Material shown:

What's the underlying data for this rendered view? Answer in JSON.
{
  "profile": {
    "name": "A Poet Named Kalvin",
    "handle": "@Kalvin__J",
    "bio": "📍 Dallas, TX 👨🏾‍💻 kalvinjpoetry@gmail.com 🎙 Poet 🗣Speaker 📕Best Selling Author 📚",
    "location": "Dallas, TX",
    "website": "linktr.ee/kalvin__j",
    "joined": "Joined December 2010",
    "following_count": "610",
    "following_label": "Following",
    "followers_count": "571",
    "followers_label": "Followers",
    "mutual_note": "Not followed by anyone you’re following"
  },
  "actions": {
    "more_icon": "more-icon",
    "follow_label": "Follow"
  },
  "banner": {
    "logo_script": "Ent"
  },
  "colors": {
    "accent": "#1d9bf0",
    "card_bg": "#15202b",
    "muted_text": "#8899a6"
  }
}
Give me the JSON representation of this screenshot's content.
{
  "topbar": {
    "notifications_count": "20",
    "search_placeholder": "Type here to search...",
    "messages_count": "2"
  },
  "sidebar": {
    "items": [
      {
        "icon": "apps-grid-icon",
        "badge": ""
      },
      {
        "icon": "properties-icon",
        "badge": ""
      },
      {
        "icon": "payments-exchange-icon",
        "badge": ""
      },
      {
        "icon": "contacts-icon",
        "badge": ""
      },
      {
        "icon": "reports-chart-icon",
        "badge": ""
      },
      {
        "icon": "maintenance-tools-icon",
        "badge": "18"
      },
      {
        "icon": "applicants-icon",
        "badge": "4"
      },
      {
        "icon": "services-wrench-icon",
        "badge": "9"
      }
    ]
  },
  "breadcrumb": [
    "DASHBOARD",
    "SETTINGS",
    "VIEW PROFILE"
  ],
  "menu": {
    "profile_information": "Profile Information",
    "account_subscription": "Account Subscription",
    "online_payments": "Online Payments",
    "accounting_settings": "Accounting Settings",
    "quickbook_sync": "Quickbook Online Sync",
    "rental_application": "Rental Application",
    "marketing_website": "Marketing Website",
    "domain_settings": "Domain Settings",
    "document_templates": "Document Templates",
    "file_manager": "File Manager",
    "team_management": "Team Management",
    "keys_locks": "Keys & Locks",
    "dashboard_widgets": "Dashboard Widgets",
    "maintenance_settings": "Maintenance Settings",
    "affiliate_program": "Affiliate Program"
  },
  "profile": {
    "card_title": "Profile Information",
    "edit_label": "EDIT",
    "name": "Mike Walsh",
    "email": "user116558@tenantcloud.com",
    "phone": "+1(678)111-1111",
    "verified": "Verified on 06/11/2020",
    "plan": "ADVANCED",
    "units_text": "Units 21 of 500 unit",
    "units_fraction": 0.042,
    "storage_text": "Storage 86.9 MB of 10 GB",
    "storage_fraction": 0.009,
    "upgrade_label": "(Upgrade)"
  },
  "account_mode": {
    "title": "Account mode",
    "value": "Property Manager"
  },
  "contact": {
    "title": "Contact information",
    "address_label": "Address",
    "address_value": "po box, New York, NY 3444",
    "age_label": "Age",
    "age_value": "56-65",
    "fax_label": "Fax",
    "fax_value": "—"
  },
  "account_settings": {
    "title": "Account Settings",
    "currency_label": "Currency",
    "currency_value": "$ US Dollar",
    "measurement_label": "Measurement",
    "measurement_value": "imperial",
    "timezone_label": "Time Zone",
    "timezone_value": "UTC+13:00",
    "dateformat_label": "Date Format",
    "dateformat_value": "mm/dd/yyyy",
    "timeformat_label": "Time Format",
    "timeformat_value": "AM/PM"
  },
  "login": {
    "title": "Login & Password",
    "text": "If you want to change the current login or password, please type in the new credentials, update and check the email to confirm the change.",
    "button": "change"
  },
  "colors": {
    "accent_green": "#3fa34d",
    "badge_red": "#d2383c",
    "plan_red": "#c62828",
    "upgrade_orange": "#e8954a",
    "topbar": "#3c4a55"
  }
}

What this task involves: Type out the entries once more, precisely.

Answer box:
What's the underlying data for this rendered view? Answer in JSON.
{
  "profile": {
    "name": "A Poet Named Kalvin",
    "handle": "@Kalvin__J",
    "bio": "📍 Dallas, TX 👨🏾‍💻 kalvinjpoetry@gmail.com 🎙 Poet 🗣Speaker 📕Best Selling Author 📚",
    "location": "Dallas, TX",
    "website": "linktr.ee/kalvin__j",
    "joined": "Joined December 2010",
    "following_count": "610",
    "following_label": "Following",
    "followers_count": "571",
    "followers_label": "Followers",
    "mutual_note": "Not followed by anyone you’re following"
  },
  "actions": {
    "more_icon": "more-icon",
    "follow_label": "Follow"
  },
  "banner": {
    "logo_script": "Ent"
  },
  "colors": {
    "accent": "#1d9bf0",
    "card_bg": "#15202b",
    "muted_text": "#8899a6"
  }
}
Give me the JSON representation of this screenshot's content.
{
  "topbar": {
    "notifications_count": "20",
    "search_placeholder": "Type here to search...",
    "messages_count": "2"
  },
  "sidebar": {
    "items": [
      {
        "icon": "apps-grid-icon",
        "badge": ""
      },
      {
        "icon": "properties-icon",
        "badge": ""
      },
      {
        "icon": "payments-exchange-icon",
        "badge": ""
      },
      {
        "icon": "contacts-icon",
        "badge": ""
      },
      {
        "icon": "reports-chart-icon",
        "badge": ""
      },
      {
        "icon": "maintenance-tools-icon",
        "badge": "18"
      },
      {
        "icon": "applicants-icon",
        "badge": "4"
      },
      {
        "icon": "services-wrench-icon",
        "badge": "9"
      }
    ]
  },
  "breadcrumb": [
    "DASHBOARD",
    "SETTINGS",
    "VIEW PROFILE"
  ],
  "menu": {
    "profile_information": "Profile Information",
    "account_subscription": "Account Subscription",
    "online_payments": "Online Payments",
    "accounting_settings": "Accounting Settings",
    "quickbook_sync": "Quickbook Online Sync",
    "rental_application": "Rental Application",
    "marketing_website": "Marketing Website",
    "domain_settings": "Domain Settings",
    "document_templates": "Document Templates",
    "file_manager": "File Manager",
    "team_management": "Team Management",
    "keys_locks": "Keys & Locks",
    "dashboard_widgets": "Dashboard Widgets",
    "maintenance_settings": "Maintenance Settings",
    "affiliate_program": "Affiliate Program"
  },
  "profile": {
    "card_title": "Profile Information",
    "edit_label": "EDIT",
    "name": "Mike Walsh",
    "email": "user116558@tenantcloud.com",
    "phone": "+1(678)111-1111",
    "verified": "Verified on 06/11/2020",
    "plan": "ADVANCED",
    "units_text": "Units 21 of 500 unit",
    "units_fraction": 0.042,
    "storage_text": "Storage 86.9 MB of 10 GB",
    "storage_fraction": 0.009,
    "upgrade_label": "(Upgrade)"
  },
  "account_mode": {
    "title": "Account mode",
    "value": "Property Manager"
  },
  "contact": {
    "title": "Contact information",
    "address_label": "Address",
    "address_value": "po box, New York, NY 3444",
    "age_label": "Age",
    "age_value": "56-65",
    "fax_label": "Fax",
    "fax_value": "—"
  },
  "account_settings": {
    "title": "Account Settings",
    "currency_label": "Currency",
    "currency_value": "$ US Dollar",
    "measurement_label": "Measurement",
    "measurement_value": "imperial",
    "timezone_label": "Time Zone",
    "timezone_value": "UTC+13:00",
    "dateformat_label": "Date Format",
    "dateformat_value": "mm/dd/yyyy",
    "timeformat_label": "Time Format",
    "timeformat_value": "AM/PM"
  },
  "login": {
    "title": "Login & Password",
    "text": "If you want to change the current login or password, please type in the new credentials, update and check the email to confirm the change.",
    "button": "change"
  },
  "colors": {
    "accent_green": "#3fa34d",
    "badge_red": "#d2383c",
    "plan_red": "#c62828",
    "upgrade_orange": "#e8954a",
    "topbar": "#3c4a55"
  }
}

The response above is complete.